§ **Instructions to follow**
Every line that contains the word "Agreement" should be copied from the records below.

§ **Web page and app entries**
-------------------------
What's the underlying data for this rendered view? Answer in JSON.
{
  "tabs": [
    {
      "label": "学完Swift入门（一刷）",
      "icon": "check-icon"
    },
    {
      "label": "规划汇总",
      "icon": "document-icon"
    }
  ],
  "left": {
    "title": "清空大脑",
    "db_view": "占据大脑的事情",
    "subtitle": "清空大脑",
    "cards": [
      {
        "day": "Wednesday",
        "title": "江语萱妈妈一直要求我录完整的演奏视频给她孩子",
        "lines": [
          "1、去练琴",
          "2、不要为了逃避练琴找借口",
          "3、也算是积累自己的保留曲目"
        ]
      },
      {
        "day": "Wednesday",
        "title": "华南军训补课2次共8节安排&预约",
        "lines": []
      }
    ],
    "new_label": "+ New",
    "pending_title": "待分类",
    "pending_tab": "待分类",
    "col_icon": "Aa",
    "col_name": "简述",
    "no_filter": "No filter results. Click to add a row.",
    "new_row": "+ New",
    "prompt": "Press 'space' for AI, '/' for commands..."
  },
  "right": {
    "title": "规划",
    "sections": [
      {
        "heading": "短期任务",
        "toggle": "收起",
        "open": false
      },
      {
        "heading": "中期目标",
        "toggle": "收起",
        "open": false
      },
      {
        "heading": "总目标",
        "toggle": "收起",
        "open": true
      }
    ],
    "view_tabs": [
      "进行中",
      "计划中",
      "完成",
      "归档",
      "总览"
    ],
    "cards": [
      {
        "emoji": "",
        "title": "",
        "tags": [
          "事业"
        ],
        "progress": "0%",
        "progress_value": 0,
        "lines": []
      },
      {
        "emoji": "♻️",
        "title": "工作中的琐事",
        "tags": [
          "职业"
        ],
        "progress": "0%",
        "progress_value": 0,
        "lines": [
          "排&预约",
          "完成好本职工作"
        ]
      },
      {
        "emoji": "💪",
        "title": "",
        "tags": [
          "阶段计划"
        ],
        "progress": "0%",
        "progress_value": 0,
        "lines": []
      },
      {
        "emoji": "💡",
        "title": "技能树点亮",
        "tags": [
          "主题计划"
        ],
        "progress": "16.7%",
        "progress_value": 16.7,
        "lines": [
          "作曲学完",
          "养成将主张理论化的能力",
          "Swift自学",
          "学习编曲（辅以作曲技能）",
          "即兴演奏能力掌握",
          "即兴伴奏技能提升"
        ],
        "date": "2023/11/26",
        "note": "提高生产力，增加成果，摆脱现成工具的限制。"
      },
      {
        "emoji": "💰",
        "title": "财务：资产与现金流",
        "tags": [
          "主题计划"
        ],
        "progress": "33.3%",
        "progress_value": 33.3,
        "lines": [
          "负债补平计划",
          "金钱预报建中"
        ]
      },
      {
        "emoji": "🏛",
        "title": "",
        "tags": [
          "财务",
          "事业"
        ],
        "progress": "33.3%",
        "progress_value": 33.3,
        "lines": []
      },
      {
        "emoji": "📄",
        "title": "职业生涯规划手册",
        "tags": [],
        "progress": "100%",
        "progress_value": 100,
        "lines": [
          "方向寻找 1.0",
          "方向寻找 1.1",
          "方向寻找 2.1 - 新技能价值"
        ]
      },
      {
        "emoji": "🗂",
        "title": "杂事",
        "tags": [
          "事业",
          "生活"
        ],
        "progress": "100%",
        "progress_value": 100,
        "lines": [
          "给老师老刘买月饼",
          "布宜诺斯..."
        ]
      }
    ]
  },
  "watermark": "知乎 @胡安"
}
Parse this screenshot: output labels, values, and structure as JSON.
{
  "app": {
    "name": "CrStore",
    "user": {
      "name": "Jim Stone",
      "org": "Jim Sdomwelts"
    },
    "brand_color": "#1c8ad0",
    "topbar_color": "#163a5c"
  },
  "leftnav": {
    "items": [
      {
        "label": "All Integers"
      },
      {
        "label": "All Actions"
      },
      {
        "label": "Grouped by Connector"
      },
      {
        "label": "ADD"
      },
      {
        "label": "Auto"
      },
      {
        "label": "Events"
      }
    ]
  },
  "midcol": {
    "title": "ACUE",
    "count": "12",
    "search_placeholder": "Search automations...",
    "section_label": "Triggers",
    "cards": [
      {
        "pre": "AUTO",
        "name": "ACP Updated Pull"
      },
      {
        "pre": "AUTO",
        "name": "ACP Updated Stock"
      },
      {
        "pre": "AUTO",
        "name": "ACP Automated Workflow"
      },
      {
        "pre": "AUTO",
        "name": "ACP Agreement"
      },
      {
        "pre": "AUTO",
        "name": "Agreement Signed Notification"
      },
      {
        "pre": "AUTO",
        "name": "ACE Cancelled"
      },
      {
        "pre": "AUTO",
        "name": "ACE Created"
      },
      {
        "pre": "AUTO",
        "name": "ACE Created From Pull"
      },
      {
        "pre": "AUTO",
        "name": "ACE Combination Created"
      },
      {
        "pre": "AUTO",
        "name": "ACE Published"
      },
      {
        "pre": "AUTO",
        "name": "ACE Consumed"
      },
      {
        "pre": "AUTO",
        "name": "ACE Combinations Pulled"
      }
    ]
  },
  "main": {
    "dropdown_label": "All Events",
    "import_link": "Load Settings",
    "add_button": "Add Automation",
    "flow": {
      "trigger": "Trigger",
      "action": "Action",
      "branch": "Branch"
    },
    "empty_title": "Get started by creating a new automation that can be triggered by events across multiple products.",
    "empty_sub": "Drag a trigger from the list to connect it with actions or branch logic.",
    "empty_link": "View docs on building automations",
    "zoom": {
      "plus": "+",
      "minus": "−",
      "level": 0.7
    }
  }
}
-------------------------
§ **Task answer**
        "name": "ACP Agreement"
        "name": "Agreement Signed Notification"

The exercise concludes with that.